Kipling’s range and versatility have led to charges of superficiality which can to a certain extent be accepted. Perhaps there is something flashy about the dexterity with which he described British society in Simla, the summer capital of the Raj; and certainly he did not confront the dilemmas of imperialism with the earnestness of Conrad in Lord Jim or Heart of Darkness. Yet he was writing about these things in his early twenties; and he was still a young author when he memorably portrayed life in a Massachusetts fishing boat (in Captains Courageous) and the Tibetan Lama in Kim (and no one could have been less like a Buddhist priest than Kipling). But it is in the concise yet complex later stories that the accusation of superficiality breaks down. Many of these, such as “Mary Postgate,” where the protagonist seems to experience an orgasm while watching a German aviator die in the First World War, require several readings before they can be understood. After Kipling’s death his cousin, Oliver Baldwin, described this as “the wickedest story ever written,” and it is still condemned as an example of the writer’s hatred of the Germans. Yet a close reading of the story suggests that the aviator may not have been German at all, that he may not even have existed, and that the bomb with which he is supposed to have killed a child may also belong to Miss Postgate’s imagination. In fact, far from being a piece of anti-German propaganda, the story is a remarkable psychological study of a repressed spinster experiencing fluctuating feelings of love and hate.

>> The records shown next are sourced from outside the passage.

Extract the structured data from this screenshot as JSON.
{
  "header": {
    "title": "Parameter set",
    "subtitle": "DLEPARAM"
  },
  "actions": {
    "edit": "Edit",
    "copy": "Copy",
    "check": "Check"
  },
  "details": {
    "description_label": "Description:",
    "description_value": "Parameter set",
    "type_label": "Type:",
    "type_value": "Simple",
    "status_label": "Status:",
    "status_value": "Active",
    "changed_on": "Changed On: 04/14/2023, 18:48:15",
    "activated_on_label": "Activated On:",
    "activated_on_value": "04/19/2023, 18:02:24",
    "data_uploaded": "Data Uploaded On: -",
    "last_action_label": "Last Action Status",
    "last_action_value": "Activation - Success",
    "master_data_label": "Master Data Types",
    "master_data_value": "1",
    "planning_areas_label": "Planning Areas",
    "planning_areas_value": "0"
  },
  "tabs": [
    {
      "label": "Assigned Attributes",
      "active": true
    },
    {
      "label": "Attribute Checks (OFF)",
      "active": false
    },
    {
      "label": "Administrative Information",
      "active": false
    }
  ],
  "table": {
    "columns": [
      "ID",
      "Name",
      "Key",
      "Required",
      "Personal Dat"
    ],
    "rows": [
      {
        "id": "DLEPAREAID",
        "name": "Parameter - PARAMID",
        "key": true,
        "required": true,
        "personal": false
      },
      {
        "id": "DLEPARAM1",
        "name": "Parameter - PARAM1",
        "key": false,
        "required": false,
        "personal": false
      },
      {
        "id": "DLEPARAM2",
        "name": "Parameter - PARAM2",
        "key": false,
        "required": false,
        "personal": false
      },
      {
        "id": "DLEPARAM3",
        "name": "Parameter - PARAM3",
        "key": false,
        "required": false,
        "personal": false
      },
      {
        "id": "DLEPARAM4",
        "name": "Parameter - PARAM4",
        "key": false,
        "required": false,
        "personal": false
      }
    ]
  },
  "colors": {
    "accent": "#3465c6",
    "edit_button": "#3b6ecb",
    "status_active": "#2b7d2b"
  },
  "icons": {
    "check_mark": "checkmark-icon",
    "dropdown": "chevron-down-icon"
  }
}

Dean Acheson once famously said that Britain had lost an empire and not found a role. The political truth of his remark can be observed in the present government’s simultaneous protestations of Europeanism and obeisance to American foreign policy. And the philosophic truth behind it (illustrating the lack of self-confidence in post-war Britain) can be demonstrated by our attitude to Kipling. The British (and especially the English) have not yet accepted the reduction in their national status, though they try to do so by belittling the Empire and sniggering at its servants. Even the adjective “Victorian,” referring though it does to the greatest period of national consequence, is often used as a term of mockery and abuse, aimed at the prudish, the reactionary, and the old-fashioned. Kipling still embodies this “Victorianism”—at least in the minds of people who only know his reputation and have only glanced at his work. Yet acceptance of his stature as a writer would be a sign of postimperial maturity: when Kipling appears in his proper place in the university syllabuses, Acheson’s remark may be no longer applicable.

This Issue

May 25, 2000